**What this task involves:**
Whichever lines of the entries hold the word "label" should be identified and copied.
____________________
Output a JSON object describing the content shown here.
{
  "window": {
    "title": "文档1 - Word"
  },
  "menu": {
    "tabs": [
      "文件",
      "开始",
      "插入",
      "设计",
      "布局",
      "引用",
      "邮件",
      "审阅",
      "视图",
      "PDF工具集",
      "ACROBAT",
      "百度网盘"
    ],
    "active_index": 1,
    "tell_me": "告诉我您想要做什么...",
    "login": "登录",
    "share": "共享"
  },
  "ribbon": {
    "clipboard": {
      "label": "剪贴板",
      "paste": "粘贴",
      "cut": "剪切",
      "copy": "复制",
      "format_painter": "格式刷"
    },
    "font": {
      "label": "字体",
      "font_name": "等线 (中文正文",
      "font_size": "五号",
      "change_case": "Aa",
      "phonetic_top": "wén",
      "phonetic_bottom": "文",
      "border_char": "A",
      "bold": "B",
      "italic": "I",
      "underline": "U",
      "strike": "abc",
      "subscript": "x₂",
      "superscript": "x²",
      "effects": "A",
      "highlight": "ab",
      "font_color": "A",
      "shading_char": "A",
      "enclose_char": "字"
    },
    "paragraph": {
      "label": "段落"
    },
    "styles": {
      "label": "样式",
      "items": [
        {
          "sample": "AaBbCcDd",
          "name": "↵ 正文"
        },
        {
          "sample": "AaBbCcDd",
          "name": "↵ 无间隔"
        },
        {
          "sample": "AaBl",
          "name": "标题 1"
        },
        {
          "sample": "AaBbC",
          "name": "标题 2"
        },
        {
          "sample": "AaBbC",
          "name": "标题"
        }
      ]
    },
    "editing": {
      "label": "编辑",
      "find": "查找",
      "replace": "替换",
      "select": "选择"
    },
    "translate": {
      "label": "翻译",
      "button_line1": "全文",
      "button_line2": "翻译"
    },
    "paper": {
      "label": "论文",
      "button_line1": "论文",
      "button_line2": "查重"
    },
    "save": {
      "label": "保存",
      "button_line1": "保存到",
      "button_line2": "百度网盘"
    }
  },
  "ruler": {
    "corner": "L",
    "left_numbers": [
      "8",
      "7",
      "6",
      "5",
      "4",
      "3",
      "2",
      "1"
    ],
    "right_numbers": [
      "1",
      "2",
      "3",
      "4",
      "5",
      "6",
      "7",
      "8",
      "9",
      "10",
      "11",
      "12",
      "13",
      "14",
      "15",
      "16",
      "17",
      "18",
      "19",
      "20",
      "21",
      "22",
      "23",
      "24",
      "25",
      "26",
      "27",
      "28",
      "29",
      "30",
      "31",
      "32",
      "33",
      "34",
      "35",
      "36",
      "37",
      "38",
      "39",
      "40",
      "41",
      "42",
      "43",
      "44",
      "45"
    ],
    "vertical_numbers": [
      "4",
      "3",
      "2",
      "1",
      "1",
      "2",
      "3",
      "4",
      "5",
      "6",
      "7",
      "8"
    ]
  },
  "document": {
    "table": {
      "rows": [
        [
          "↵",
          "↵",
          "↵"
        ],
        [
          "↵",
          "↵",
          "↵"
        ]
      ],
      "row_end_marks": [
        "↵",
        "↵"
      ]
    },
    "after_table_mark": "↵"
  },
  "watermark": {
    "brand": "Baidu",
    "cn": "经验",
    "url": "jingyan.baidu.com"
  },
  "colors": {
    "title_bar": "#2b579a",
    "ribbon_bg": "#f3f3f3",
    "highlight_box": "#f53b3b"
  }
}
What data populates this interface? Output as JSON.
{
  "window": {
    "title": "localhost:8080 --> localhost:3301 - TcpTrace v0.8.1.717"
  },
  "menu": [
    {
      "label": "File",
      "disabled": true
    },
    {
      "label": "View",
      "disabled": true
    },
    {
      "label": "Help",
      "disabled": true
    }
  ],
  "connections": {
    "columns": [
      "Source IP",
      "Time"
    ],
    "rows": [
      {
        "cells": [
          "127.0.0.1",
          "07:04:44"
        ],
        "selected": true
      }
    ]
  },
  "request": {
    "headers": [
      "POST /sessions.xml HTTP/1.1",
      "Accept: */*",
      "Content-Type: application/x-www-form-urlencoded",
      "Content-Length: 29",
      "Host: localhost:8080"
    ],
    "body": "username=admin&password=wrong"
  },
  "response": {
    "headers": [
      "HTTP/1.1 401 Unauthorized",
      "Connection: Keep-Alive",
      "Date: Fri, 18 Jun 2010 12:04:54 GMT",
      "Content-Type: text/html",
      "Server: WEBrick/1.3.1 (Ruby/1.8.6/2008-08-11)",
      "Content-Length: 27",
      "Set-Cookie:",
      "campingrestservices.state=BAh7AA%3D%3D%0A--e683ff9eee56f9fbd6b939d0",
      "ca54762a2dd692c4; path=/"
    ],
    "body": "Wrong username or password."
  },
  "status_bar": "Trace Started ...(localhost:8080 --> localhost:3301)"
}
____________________
**Exercise solution:**
      "label": "剪贴板",
      "label": "字体",
      "label": "段落"
      "label": "样式",
      "label": "编辑",
      "label": "翻译",
      "label": "论文",
      "label": "保存",
      "label": "File",
      "label": "View",
      "label": "Help",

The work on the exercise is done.